Ah, the internet.

We’ve had the flu in our house this week. Which means that in between sleeping and feeding the baby and groaning, I’ve had lots of time to read while letting the housework pile up around my ears.

So I’ve been perusing the pages of Pinterest- a good way to lose an hour, if there ever was one- for new ideas to spice up my teaching. And again and again, I see the headlines:

“Five yoga poses for a flat tummy”

“Yoga to shrink your thighs”

“Yoga for weight loss!”

And I get it, our culture is obsessed with this stuff. It sells. It’s damn near impossible to avoid body negativity in this world. And I know for a fact that some of my students come to yoga as a way into  smaller pair of jeans.
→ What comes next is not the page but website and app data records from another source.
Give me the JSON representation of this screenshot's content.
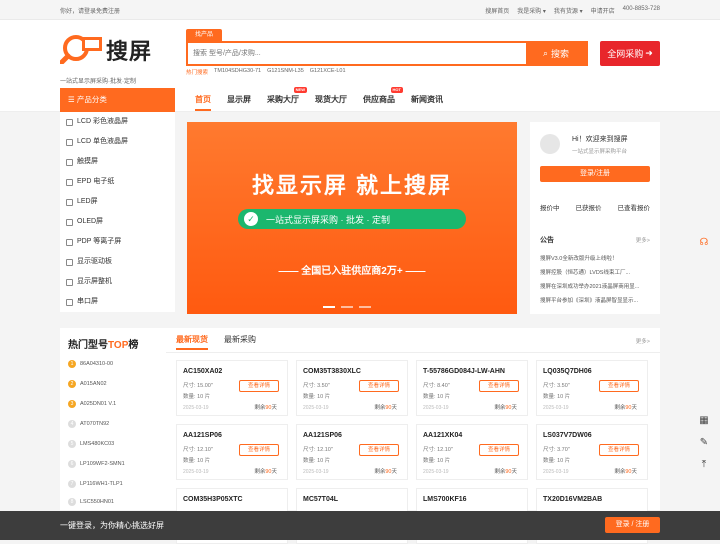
{
  "topbar": {
    "greeting": "你好，请登录免费注册",
    "links": [
      "搜屏首页",
      "我是采购 ▾",
      "我有货源 ▾",
      "申请开店",
      "400-8853-728"
    ]
  },
  "logo": {
    "brand": "搜屏",
    "slogan": "一站式显示屏采购·批发·定制"
  },
  "search": {
    "tab": "找产品",
    "placeholder": "搜索 型号/产品/求购...",
    "button": "搜索",
    "hot_label": "热门搜索",
    "hot_words": [
      "TM104SDHG30-71",
      "G121SNM-L35",
      "G121XCE-L01"
    ],
    "all_purchase": "全网采购"
  },
  "nav": {
    "category": "产品分类",
    "items": [
      {
        "label": "首页",
        "badge": ""
      },
      {
        "label": "显示屏",
        "badge": ""
      },
      {
        "label": "采购大厅",
        "badge": "NEW"
      },
      {
        "label": "现货大厅",
        "badge": ""
      },
      {
        "label": "供应商品",
        "badge": "HOT"
      },
      {
        "label": "新闻资讯",
        "badge": ""
      }
    ]
  },
  "sidebar": {
    "items": [
      "LCD 彩色液晶屏",
      "LCD 单色液晶屏",
      "触摸屏",
      "EPD 电子纸",
      "LED屏",
      "OLED屏",
      "PDP 等离子屏",
      "显示驱动板",
      "显示屏整机",
      "串口屏"
    ]
  },
  "banner": {
    "title": "找显示屏 就上搜屏",
    "pill": "一站式显示屏采购 · 批发 · 定制",
    "sub": "—— 全国已入驻供应商2万+ ——"
  },
  "user": {
    "hi": "Hi！欢迎来到搜屏",
    "hi2": "一站式显示屏采购平台",
    "login": "登录/注册",
    "links": [
      "报价中",
      "已获报价",
      "已查看报价"
    ],
    "notice": "公告",
    "more": "更多>",
    "news": [
      "搜屏V3.0全新改版升级上线啦！",
      "搜屏控股（恒芯通）LVDS线束工厂...",
      "搜屏在深圳成功举办2021液晶屏商用显...",
      "搜屏平台参加《深圳》液晶屏智显显示..."
    ]
  },
  "hot": {
    "title": "热门型号",
    "title_top": "TOP",
    "title_tail": "榜",
    "items": [
      "86A04310-00",
      "A015AN02",
      "A025DN01 V.1",
      "AT070TN92",
      "LMS480KC03",
      "LP109WF2-SMN1",
      "LP116WH1-TLP1",
      "LSC550HN01"
    ]
  },
  "listing": {
    "tabs": [
      "最新现货",
      "最新采购"
    ],
    "more": "更多>",
    "detail_label": "查看详情",
    "size_label": "尺寸",
    "qty_label": "数量",
    "remain_prefix": "剩余",
    "remain_suffix": "天",
    "cards": [
      {
        "model": "AC150XA02",
        "size": "15.00\"",
        "qty": "10 片",
        "date": "2025-03-19",
        "days": "90"
      },
      {
        "model": "COM35T3830XLC",
        "size": "3.50\"",
        "qty": "10 片",
        "date": "2025-03-19",
        "days": "90"
      },
      {
        "model": "T-55786GD084J-LW-AHN",
        "size": "8.40\"",
        "qty": "10 片",
        "date": "2025-03-19",
        "days": "90"
      },
      {
        "model": "LQ035Q7DH06",
        "size": "3.50\"",
        "qty": "10 片",
        "date": "2025-03-19",
        "days": "90"
      },
      {
        "model": "AA121SP06",
        "size": "12.10\"",
        "qty": "10 片",
        "date": "2025-03-19",
        "days": "90"
      },
      {
        "model": "AA121SP06",
        "size": "12.10\"",
        "qty": "10 片",
        "date": "2025-03-19",
        "days": "90"
      },
      {
        "model": "AA121XK04",
        "size": "12.10\"",
        "qty": "10 片",
        "date": "2025-03-19",
        "days": "90"
      },
      {
        "model": "LS037V7DW06",
        "size": "3.70\"",
        "qty": "10 片",
        "date": "2025-03-19",
        "days": "90"
      },
      {
        "model": "COM35H3P05XTC",
        "size": "",
        "qty": "",
        "date": "",
        "days": ""
      },
      {
        "model": "MC57T04L",
        "size": "",
        "qty": "",
        "date": "",
        "days": ""
      },
      {
        "model": "LMS700KF16",
        "size": "",
        "qty": "",
        "date": "",
        "days": ""
      },
      {
        "model": "TX20D16VM2BAB",
        "size": "",
        "qty": "",
        "date": "",
        "days": ""
      }
    ]
  },
  "bottom": {
    "text": "一键登录，为你精心挑选好屏",
    "button": "登录 / 注册"
  },
  "colors": {
    "accent": "#ff6a1f",
    "red": "#e8262b",
    "green": "#1bb76e"
  },
  "icons": [
    "headset-icon",
    "qrcode-icon",
    "edit-icon",
    "back-to-top-icon"
  ]
}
In the west, we focus so heavily on the outside. The good thing about the undeniable physical benefits of yoga, I think, is that they can serve as a sort of gateway drug into what yoga is really about- non-judgement, contentment, acceptance. If a student arrives in a yoga practice because she wants to shed a few pounds and leaves with an peaceful mind and a connection to her breath, I feel okay about that. As teachers, balancing what our students are looking for  with our responsibility to honour the traditions from which yoga comes can be tricky, but it is critical. Patanjali, after all, barely mentions asana in the sutras. He wasn’t concerned about his thighs, not even a little. Taking a practice dating back millenia and reducing it to an exercise regime to flatten your tummy is cultural appropriation and isn’t okay.

You don’t have to be any particular race or religion to practice yoga (said the white lady), but as teachers we have the respect where this phenomenal gift has come from and give due attention to that when we pass on what we know.
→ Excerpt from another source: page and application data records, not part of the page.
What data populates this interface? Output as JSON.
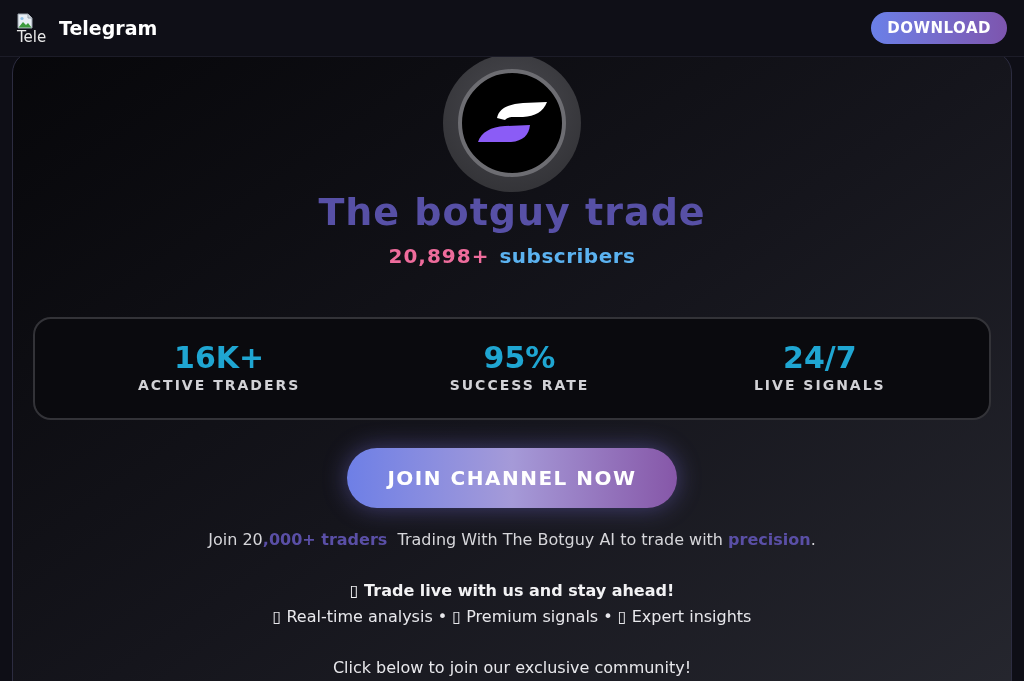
{
  "header": {
    "logo_alt": "Tele",
    "title": "Telegram",
    "download_button": "DOWNLOAD"
  },
  "channel": {
    "name": "The botguy trade",
    "subscriber_count": "20,898+",
    "subscriber_label": "subscribers"
  },
  "stats": [
    {
      "value": "16K+",
      "label": "ACTIVE TRADERS"
    },
    {
      "value": "95%",
      "label": "SUCCESS RATE"
    },
    {
      "value": "24/7",
      "label": "LIVE SIGNALS"
    }
  ],
  "join_button": "JOIN CHANNEL NOW",
  "description": "Join 20**,000+ traders**  Trading With The Botguy AI to trade with **precision**.",
  "tagline": "▯ Trade live with us and stay ahead!",
  "features": "▯ Real-time analysis • ▯ Premium signals • ▯ Expert insights",
  "cta_text": "Click below to join our exclusive community!"
}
I am happy that people get on their mats, however, wherever, for whatever reason. But as a yoga community we have the power to foster a spirit of metta, loving kindness, for the self and the world at large. We have the power to facilitate a shift in our culture away from self-deprecation toward something deeper and broader. We would be remiss to focus too hard on eliminating every jiggle and miss what lies inside.

For more on cultural appropriation check this out: http://everydayfeminism.com/2014/12/what-exactly-is-cultural-appropriation-and-how-is-it-harmful

And for some kick-ass shots of women not interested in yoga for weight loss, check out http://www.buzzfeed.com/carolynkylstra/curvy-yoga

On an unrelated note, I’m happy to be offering two beginner classes each week now, Mondays at 5:30 and Wednesdays at 8:30 pm, both at the Yoga Kula Co-Op on Torbay Rd. Join me for a detailed, fun and non-judgemental introduction to the foundations of yoga!

Leave a Reply

Fill in your details below or click an icon to log in:

WordPress.com Logo

You are commenting using your WordPress.com account. Log Out /  Change )

Google photo

You are commenting using your Google account. Log Out /  Change )

Twitter picture

You are commenting using your Twitter account. Log Out /  Change )

Facebook photo

You are commenting using your Facebook account. Log Out /  Change )

Connecting to %s